The first page in the wizard lets you specify the data connection for your domain model. If you have previously created connections they will show up in the drop-down. You will need to create a new database named MyDatabase, and this can be done by clicking the New Connection button. This will open the standard Connection Properties dialog. The Connection Properties dialog looks very similar to most of the other SQL Server connection dialogs in which you need to provide the server name, authentication method, and the database name. Select your server and type MyDatabase in the database name field. Click OK to close the dialog. If MyDatabase does not exist on the server, then you will be prompted with a dialog asking you whether you want to create the database. Click Yes to create the database.
You will get taken back to the data connection page of the wizard with your new connection shown in the connection drop-down. You have to specify the name of the connection string. This should be a unique name, which identifies the connection string in the <connectionStrings> </connectionStrings> section of the App.Config or Web.Config file (depending on the project type).
Click Next to proceed. On the next page you have to specify the update strategy. Since you are initializing your database schema for first time, select the Create Database option. However once your database schema is initialized, each time you want to update it again, you have to use the Migrate Database.
Click Next. On the Summary Page, you could preview and execute the generated script. Select the Create script file and execute option and click Finish.
After clicking finish, OpenAccess ORM will save a copy of the script, and execute it against the database.
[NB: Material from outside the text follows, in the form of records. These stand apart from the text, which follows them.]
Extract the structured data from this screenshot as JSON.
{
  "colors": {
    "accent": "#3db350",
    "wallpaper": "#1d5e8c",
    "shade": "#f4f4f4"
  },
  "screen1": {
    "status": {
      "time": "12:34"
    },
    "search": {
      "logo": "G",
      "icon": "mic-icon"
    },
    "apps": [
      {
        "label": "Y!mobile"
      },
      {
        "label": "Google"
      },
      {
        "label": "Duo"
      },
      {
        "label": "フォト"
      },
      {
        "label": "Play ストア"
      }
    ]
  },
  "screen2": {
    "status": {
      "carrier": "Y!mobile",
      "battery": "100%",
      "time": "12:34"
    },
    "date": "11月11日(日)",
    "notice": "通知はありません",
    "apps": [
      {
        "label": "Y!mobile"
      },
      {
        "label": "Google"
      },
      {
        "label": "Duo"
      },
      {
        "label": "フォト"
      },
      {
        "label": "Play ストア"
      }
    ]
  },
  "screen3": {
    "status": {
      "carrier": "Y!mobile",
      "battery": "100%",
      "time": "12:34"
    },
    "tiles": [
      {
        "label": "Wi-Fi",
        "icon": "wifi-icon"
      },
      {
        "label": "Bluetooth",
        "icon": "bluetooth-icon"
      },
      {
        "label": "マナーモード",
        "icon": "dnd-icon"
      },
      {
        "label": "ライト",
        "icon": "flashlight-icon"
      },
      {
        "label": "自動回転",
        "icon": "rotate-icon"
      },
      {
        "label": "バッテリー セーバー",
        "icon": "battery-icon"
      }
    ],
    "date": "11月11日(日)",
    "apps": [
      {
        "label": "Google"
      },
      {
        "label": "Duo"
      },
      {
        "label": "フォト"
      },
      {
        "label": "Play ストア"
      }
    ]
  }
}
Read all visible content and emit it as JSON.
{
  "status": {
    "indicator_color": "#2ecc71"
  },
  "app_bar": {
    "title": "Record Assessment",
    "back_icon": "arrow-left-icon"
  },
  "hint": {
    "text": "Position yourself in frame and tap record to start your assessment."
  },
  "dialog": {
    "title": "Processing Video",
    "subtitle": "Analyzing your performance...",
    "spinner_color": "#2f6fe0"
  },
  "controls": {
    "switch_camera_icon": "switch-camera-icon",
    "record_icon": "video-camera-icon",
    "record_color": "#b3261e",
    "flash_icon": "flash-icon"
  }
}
If you take a look at the Solution Explorer, you should see that two new files are added in your project - App.config file and a file containing the generated script. The configuration file contains your connection string to the target database.
Open the script file. Here is the entire DDL script. As you can see by this DDL, the script is very thorough. It takes care of handling any existing relationships and keys.
CREATE TABLE [Customer] (
[nme] varchar(255) NULL, -- _name
[Id] INT NOT NULL, -- _id
[EmailAddress] varchar(255) NULL, -- _emailAddress
[DateCreated] datetime NOT NULL, -- _dateCreated
CONSTRAINT [pk_Customer] PRIMARY KEY ([Id])
In this topic, you learnt how to perform the following tasks with Telerik OpenAccess ORM:
- Create a new OpenAccess Class Library project. Telerik OpenAccess ORM provides various project templates, allowing you to create new projects based on OpenAccess ORM in just few clicks. Read more
- Work with the OpenAccess Create New Model Wizard. The wizard allows you to generate a new domain model. Read more
- Working with the Visual Designer. You learnt how to create new entities, define properties, set a primary key, using default mapping. All these tasks are described in details in the Model Definition Basics section.
- Deploying the database - you used the Update Database from Model wizard to create a new database from an existing domain model. The wizard also allows you to migrate an existing database to the latest model state. Read more
- At this point the model is ready to be connected up to the UI, or run the Data Services Wizard to create a service layer over the model. Read more